A couple of different research groups have created their own lists and are actively researching them – one is Gallop and the other is VIA (values in action). For our purposes, they are much of a muchness. And you can fill in online questionnaires to discover what your own strengths are. (Interestingly, when I filled in the via questionnaire there were some surprises in my top strengths. Was I really ‘good’ at that? But when I tried employing the strengths that I hadn’t immediately recognised I actually found it to be quite empowering!)
If we spend our working day focusing on doing something we’re not very good at, then we’ll become frustrated, annoyed and disheartened. We’ll go home in a bad mood. Instead, if we identify our strengths and then try to employ them in whatever we are doing, we will be more productive, feel more satisfied and go home happy. That’s what research suggests (Seligman et al., 2005).
Specific examples of using strengths includes: (1) focus on using your top strengths over the next week; (2) use your top strengths in new ways for a week; (3) craft your job to increase your ability to employ your strengths; (4) create a person specification for a new job based on strengths rather than on qualifications; (5) identify strengths in a team and then apportion work based on this. You could easily spend a week or two or more on each of these. You can also apply it at the organisational level – what strengths does my business have? How can I capitalise on those?
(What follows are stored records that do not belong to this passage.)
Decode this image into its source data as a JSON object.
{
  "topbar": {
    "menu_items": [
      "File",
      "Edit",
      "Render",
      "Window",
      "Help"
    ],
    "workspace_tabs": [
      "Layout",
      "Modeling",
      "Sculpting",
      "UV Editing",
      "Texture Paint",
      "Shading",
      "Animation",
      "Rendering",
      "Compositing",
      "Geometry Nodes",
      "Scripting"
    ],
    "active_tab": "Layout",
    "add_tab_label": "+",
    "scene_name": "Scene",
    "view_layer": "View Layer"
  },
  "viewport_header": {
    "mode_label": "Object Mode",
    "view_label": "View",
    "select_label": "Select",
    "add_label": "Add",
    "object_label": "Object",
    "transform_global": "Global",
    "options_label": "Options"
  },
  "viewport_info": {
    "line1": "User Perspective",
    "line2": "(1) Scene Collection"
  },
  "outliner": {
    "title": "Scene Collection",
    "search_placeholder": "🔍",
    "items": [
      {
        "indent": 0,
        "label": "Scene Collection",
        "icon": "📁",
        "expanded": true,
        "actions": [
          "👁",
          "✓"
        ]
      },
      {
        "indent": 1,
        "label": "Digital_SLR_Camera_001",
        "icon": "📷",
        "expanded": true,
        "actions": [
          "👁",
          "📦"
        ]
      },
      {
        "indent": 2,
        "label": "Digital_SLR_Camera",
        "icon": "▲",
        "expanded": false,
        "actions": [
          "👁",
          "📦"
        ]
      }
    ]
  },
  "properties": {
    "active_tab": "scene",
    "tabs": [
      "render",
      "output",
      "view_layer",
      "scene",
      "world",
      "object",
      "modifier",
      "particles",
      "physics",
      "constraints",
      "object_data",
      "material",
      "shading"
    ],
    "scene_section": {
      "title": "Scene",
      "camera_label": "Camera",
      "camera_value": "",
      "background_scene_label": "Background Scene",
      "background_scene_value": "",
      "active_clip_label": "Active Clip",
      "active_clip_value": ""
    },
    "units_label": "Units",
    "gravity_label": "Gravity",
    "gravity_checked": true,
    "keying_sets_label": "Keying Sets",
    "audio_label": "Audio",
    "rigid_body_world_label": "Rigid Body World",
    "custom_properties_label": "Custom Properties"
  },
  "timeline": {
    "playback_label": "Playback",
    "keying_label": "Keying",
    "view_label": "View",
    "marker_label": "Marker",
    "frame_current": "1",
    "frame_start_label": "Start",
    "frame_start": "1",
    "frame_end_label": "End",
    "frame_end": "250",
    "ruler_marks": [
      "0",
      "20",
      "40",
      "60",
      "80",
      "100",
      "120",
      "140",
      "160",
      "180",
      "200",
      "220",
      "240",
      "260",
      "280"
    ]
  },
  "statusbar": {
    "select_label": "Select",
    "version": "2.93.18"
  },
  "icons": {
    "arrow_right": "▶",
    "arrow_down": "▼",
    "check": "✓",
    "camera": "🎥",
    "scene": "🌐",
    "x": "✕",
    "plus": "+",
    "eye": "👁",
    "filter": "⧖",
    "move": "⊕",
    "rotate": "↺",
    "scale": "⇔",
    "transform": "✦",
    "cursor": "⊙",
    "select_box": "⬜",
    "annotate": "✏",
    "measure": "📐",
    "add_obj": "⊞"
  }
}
In terms of neuroscience, it is unlikely that there’s an area of the brain involved in ‘strengths’ per se. But it is likely that an individual’s strengths reflect the effective processing of their own brains e.g. if one of my strengths is good self-regulation (will power) then that will likely reflect efficient (and dominant) functioning of the prefrontal cortex ‘inhibitory’ system relative to subcortical ‘temptation’ circuits (Parkinson, 2009). In this sense, a strength is merely a reflection of what our brains are good at. When you think about it that way, it seems a bit silly to try and get our brain doing things it isn’t good at. Surely, individual success and contentment will come from using our brain in the way it works best. This form of neural fluency is also reflected at the psychological level – we tend to get greater satisfaction and enjoyment when our thought and behaviour is aligned.
At the psychological level, ‘strength finding’ works for a number of reasons – it is empowering, it is enjoyable and it is motivating. Fundamentally, it produces a fluency in our thoughts and actions which can improve productivity and achievement. It also makes us happier (Seligman et al., 2005)
I mentioned earlier that strengths might be a bit like personality. Indeed, when you compare them you find that the two are related (Macdonald et al., 2008). So for example, a person who scores highly on the personality trait of conscientiousness, would also score highly on self-regulation. So next time we will consider the relationship between personality and strengths and see how research into the neurobiology of personality can help us in the workplace.
In the meantime – identify your strengths (or those of your team, or your organization) and then try and employ them
Hodges TD and Clifton DO (2004) Strength-based development in practice. In Positive Psychology in Practice, Ed. Linley PA and Joseph S. Chapter 16, pp256-268. John Wiley and sons.
Macdonald C, Bore M, Munro D (2008) Values in action scale and the Big 5: an empirical indication of structure. Journal of Research in Personality 42, 787–799
Parkinson JA (2009) Appetitive Systems: Amygdala and Striatum. In: Squire LR (ed.) Encyclopedia of Neuroscience, volume 1, pp. 539-545. Oxford: Academic Press
Seligman MEP, Steen TA, Park N, Peterson C (2005) Positive psychology progress: empirical validation of interventions. American Psychologist Vol. 60, No. 5, 410–421.Tweet